● ASSIGNED TASK
Your response should contain every record below, copied exactly.

● Recorded data
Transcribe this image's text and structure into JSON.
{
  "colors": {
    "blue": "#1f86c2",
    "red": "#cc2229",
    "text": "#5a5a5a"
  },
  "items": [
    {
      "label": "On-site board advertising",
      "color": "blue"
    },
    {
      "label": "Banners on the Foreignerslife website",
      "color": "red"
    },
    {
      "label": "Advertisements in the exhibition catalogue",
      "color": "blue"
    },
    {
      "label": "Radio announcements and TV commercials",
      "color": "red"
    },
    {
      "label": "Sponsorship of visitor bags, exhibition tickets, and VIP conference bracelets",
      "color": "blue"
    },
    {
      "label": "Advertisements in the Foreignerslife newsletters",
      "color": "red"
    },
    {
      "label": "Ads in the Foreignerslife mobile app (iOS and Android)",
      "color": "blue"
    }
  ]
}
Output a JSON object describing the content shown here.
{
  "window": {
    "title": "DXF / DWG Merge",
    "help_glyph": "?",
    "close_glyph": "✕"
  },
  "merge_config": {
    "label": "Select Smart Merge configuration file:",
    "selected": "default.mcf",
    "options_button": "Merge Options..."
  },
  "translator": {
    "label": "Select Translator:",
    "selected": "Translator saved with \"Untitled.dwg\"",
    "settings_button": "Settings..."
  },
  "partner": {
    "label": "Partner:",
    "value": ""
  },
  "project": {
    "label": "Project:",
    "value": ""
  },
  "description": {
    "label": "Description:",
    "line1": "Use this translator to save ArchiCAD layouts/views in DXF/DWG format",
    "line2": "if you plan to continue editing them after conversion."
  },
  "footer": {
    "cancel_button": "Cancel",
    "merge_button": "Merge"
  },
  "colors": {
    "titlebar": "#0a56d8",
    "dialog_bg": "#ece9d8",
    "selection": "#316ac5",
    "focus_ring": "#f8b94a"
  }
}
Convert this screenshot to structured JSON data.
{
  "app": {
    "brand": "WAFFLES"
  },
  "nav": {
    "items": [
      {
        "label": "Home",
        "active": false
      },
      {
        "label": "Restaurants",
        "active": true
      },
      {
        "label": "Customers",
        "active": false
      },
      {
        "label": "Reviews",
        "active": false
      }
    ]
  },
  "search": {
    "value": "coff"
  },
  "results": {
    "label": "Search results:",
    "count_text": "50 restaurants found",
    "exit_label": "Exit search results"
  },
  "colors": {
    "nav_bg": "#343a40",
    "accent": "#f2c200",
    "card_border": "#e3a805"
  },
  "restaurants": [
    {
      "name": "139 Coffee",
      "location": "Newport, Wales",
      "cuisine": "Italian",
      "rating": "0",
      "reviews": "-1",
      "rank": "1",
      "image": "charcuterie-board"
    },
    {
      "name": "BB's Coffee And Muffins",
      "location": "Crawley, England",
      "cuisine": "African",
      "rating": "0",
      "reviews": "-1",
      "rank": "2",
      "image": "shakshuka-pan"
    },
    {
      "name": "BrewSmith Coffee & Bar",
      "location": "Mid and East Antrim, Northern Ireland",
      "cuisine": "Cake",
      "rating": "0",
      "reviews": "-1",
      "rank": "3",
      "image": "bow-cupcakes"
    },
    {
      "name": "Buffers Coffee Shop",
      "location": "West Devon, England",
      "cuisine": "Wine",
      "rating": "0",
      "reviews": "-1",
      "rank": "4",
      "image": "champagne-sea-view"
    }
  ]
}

● SOLUTION TO THE EXERCISE
Transcribe this image's text and structure into JSON.
{
  "colors": {
    "blue": "#1f86c2",
    "red": "#cc2229",
    "text": "#5a5a5a"
  },
  "items": [
    {
      "label": "On-site board advertising",
      "color": "blue"
    },
    {
      "label": "Banners on the Foreignerslife website",
      "color": "red"
    },
    {
      "label": "Advertisements in the exhibition catalogue",
      "color": "blue"
    },
    {
      "label": "Radio announcements and TV commercials",
      "color": "red"
    },
    {
      "label": "Sponsorship of visitor bags, exhibition tickets, and VIP conference bracelets",
      "color": "blue"
    },
    {
      "label": "Advertisements in the Foreignerslife newsletters",
      "color": "red"
    },
    {
      "label": "Ads in the Foreignerslife mobile app (iOS and Android)",
      "color": "blue"
    }
  ]
}
Output a JSON object describing the content shown here.
{
  "window": {
    "title": "DXF / DWG Merge",
    "help_glyph": "?",
    "close_glyph": "✕"
  },
  "merge_config": {
    "label": "Select Smart Merge configuration file:",
    "selected": "default.mcf",
    "options_button": "Merge Options..."
  },
  "translator": {
    "label": "Select Translator:",
    "selected": "Translator saved with \"Untitled.dwg\"",
    "settings_button": "Settings..."
  },
  "partner": {
    "label": "Partner:",
    "value": ""
  },
  "project": {
    "label": "Project:",
    "value": ""
  },
  "description": {
    "label": "Description:",
    "line1": "Use this translator to save ArchiCAD layouts/views in DXF/DWG format",
    "line2": "if you plan to continue editing them after conversion."
  },
  "footer": {
    "cancel_button": "Cancel",
    "merge_button": "Merge"
  },
  "colors": {
    "titlebar": "#0a56d8",
    "dialog_bg": "#ece9d8",
    "selection": "#316ac5",
    "focus_ring": "#f8b94a"
  }
}
Convert this screenshot to structured JSON data.
{
  "app": {
    "brand": "WAFFLES"
  },
  "nav": {
    "items": [
      {
        "label": "Home",
        "active": false
      },
      {
        "label": "Restaurants",
        "active": true
      },
      {
        "label": "Customers",
        "active": false
      },
      {
        "label": "Reviews",
        "active": false
      }
    ]
  },
  "search": {
    "value": "coff"
  },
  "results": {
    "label": "Search results:",
    "count_text": "50 restaurants found",
    "exit_label": "Exit search results"
  },
  "colors": {
    "nav_bg": "#343a40",
    "accent": "#f2c200",
    "card_border": "#e3a805"
  },
  "restaurants": [
    {
      "name": "139 Coffee",
      "location": "Newport, Wales",
      "cuisine": "Italian",
      "rating": "0",
      "reviews": "-1",
      "rank": "1",
      "image": "charcuterie-board"
    },
    {
      "name": "BB's Coffee And Muffins",
      "location": "Crawley, England",
      "cuisine": "African",
      "rating": "0",
      "reviews": "-1",
      "rank": "2",
      "image": "shakshuka-pan"
    },
    {
      "name": "BrewSmith Coffee & Bar",
      "location": "Mid and East Antrim, Northern Ireland",
      "cuisine": "Cake",
      "rating": "0",
      "reviews": "-1",
      "rank": "3",
      "image": "bow-cupcakes"
    },
    {
      "name": "Buffers Coffee Shop",
      "location": "West Devon, England",
      "cuisine": "Wine",
      "rating": "0",
      "reviews": "-1",
      "rank": "4",
      "image": "champagne-sea-view"
    }
  ]
}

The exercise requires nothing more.